(Source records)
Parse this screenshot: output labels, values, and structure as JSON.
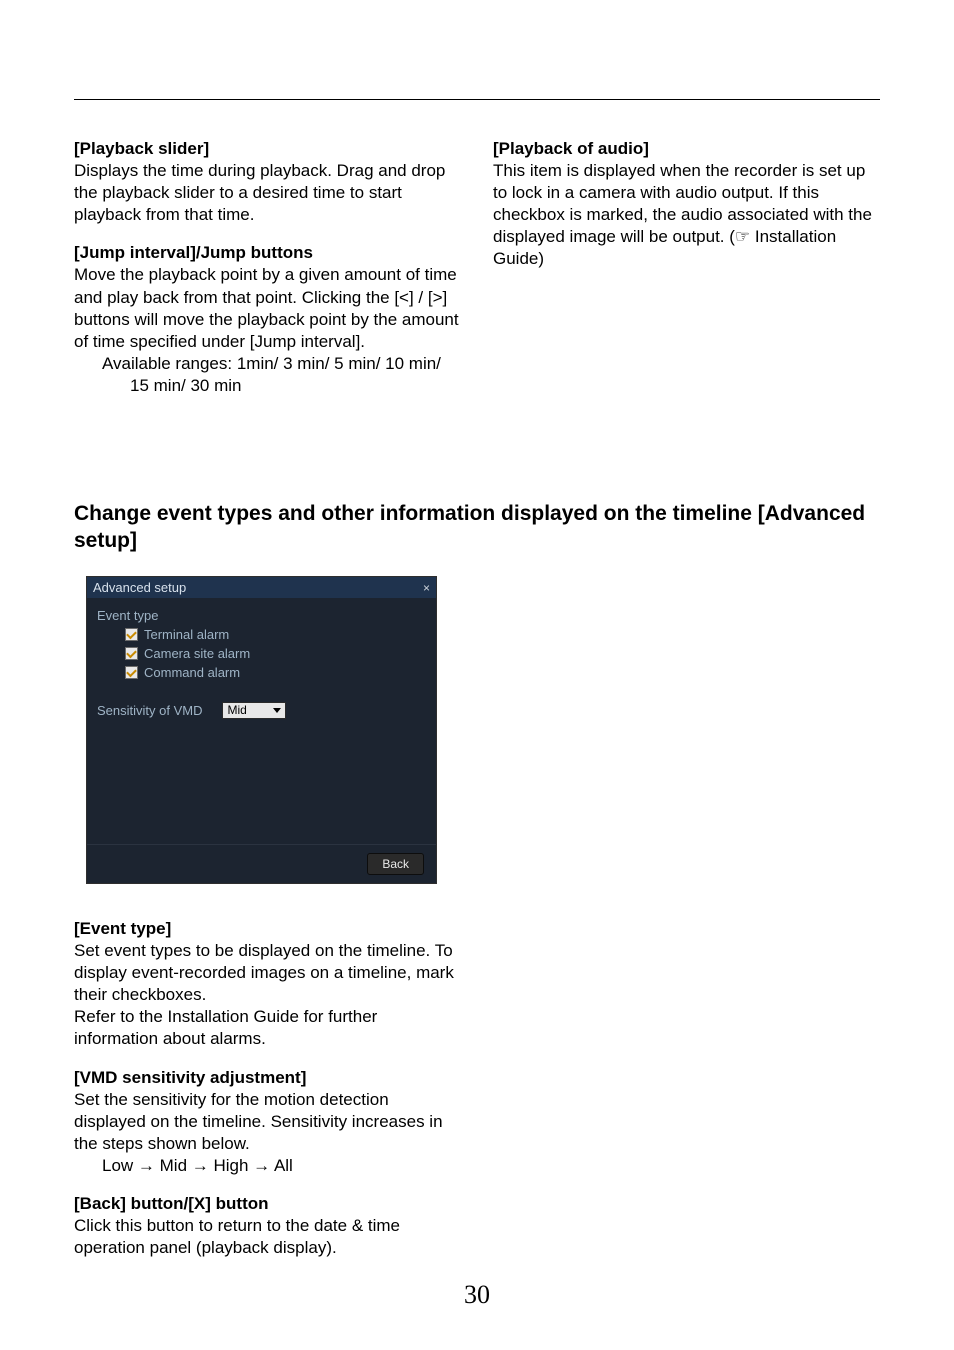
{
  "col_left": {
    "h1": "[Playback slider]",
    "p1": "Displays the time during playback. Drag and drop the playback slider to a desired time to start playback from that time.",
    "h2": "[Jump interval]/Jump buttons",
    "p2": "Move the playback point by a given amount of time and play back from that point. Clicking the [<] / [>] buttons will move the playback point by the amount of time specified under [Jump interval].",
    "p2a": "Available ranges: 1min/ 3 min/ 5 min/ 10 min/",
    "p2b": "15 min/ 30 min"
  },
  "col_right": {
    "h1": "[Playback of audio]",
    "p1": "This item is displayed when the recorder is set up to lock in a camera with audio output. If this checkbox is marked, the audio associated with the displayed image will be output. (☞ Installation Guide)"
  },
  "section_heading": "Change event types and other information displayed on the timeline [Advanced setup]",
  "dialog": {
    "title": "Advanced setup",
    "event_type_label": "Event type",
    "items": [
      "Terminal alarm",
      "Camera site alarm",
      "Command alarm"
    ],
    "sens_label": "Sensitivity of VMD",
    "sens_value": "Mid",
    "back": "Back"
  },
  "lower": {
    "h1": "[Event type]",
    "p1": "Set event types to be displayed on the timeline. To display event-recorded images on a timeline, mark their checkboxes.",
    "p1a": "Refer to the Installation Guide for further information about alarms.",
    "h2": "[VMD sensitivity adjustment]",
    "p2": "Set the sensitivity for the motion detection displayed on the timeline. Sensitivity increases in the steps shown below.",
    "p2a": "Low → Mid → High → All",
    "h3": "[Back] button/[X] button",
    "p3": "Click this button to return to the date & time operation panel (playback display)."
  },
  "page": "30"
}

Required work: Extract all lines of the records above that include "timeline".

Output of the exercise:
  "section_heading": "Change event types and other information displayed on the timeline [Advanced setup]",
    "p1": "Set event types to be displayed on the timeline. To display event-recorded images on a timeline, mark their checkboxes.",
    "p2": "Set the sensitivity for the motion detection displayed on the timeline. Sensitivity increases in the steps shown below.",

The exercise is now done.